Deep inside I'm blue
So take a good look at my face
You'll see my smile looks out of place
Just look closer, it's easy to trace
The tracks of my tears
I need you, need you
are the full lyrics
, and a performance by Smokey Robinson and the Miracles.
Like any classic song, "Tracks of My Tears" had been covered many, many times, most recently by Adam Lambert on American Idol. That performance, available here
, received a standing ovation from Smokey Robinson himself
Its just plain wrong:
My criticism of legal arguments justifying torture seems to have created much controversy this week. I recognize that citation to international law and the views of a former head of the Office of Legal Counsel does not conclusively establish the case against torture. Neither do the views of Senator John McCain, a man who experienced torture in Vietnam, nor the views of the Presiding Bishop of the Episcopal Church who wrote to Senator McCain.
One commentator asks me to differentiate between prohibiting torture and prohibiting consumption of broccoli. In an earlier era, President George H. W. Bush might have found this analogy amusing because he publicly stated that he disliked it when his mother made him eat broccoli. In light of what has happened in recent years, the matter should be viewed more seriously.
This is not an argument which a person wins by citing cases or finding ways in which the Constitution might conflict with treaty obligations the United States voluntarily entered into. This is a question of right and wrong, and there are certain things a civilized society does not do. Much of the work of an ethics lawyer, or any lawyer for that matter, is giving a client advice that amounts to common sense.
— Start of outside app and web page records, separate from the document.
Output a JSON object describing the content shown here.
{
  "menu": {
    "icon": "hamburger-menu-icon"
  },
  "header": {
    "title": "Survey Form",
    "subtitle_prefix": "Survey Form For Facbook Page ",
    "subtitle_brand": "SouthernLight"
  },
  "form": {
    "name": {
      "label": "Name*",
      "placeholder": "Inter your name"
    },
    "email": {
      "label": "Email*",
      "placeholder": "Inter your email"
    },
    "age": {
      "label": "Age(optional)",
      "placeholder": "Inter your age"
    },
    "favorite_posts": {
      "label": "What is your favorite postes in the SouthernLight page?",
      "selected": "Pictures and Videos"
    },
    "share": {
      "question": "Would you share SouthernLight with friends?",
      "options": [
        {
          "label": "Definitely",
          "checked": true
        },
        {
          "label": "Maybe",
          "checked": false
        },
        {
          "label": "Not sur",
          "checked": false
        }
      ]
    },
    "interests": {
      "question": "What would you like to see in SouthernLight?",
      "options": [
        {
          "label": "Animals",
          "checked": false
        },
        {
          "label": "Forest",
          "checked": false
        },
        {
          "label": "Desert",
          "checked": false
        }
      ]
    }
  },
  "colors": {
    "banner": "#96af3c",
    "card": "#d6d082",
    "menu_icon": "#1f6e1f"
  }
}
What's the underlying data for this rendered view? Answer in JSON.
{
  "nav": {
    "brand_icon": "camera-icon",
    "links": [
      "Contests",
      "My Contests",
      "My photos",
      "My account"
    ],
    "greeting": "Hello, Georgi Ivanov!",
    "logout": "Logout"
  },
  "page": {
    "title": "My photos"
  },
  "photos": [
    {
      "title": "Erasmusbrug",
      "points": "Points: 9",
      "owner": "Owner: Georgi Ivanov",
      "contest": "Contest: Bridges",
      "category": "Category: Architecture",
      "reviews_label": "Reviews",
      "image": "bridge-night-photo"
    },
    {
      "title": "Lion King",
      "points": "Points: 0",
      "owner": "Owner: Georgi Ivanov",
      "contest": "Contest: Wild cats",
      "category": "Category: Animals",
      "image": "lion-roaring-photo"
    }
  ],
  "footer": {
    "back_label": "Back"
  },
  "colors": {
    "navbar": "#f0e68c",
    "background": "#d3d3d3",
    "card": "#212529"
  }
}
The advice required on this question is that torturing prisoners is morally and legally wrong and that legal opinions seeking to justify torture will expose the United States to widespread international criticism and other adverse consequences. They did.
Of course I bring my own moral views to this question. It would be difficult not to. There is admittedly a gray area when a lawyer believes something is clearly legal but also morally wrong. Advice given to a client may vary depending on the circumstances and the lawyer. When something is widely viewed as being both illegal and morally wrong, however, constructing an argument to the contrary is a disservice to the client, even if the client appears ready to entertain such an argument. The lawyer’s job is to say no.
In an earlier post I expressed some reservations about legislating certain aspects of personal morality (sex, alcohol, etc.). I worry that having too much law can encourage disrespect for the law. I fail to see why this is a reason not to have a law against torture. Simply because we do not have a law against everything, must we live in a society without laws against anything?
Finally, I did not take sides in any of my posts in the dispute currently afflicting the Episcopal Church. I did say that there are more important matters – such as the torture issue discussed in Bishop Griswold’s letter to John McCain -- than the personal life of the Bishop of New Hampshire. I hope that churches, and our government, will focus on these more pressing matters, of which there are many.
I also don’t think anybody is interested in listening to Episcopalians argue about sex. When, however, an argument about sex spills over into an argument about money and real property, there is a subject about which passions truly run high. The resulting litigation over breakaway parishes, currently going on in Virginia and in many other states, involves Civil War era statutes on disposition of church property, trust law, canon law, church-state issues, corporate governance law and other fascinating questions. This litigation will entertain law professors and other bystanders, although I hope the Church does not bankrupt itself in the process.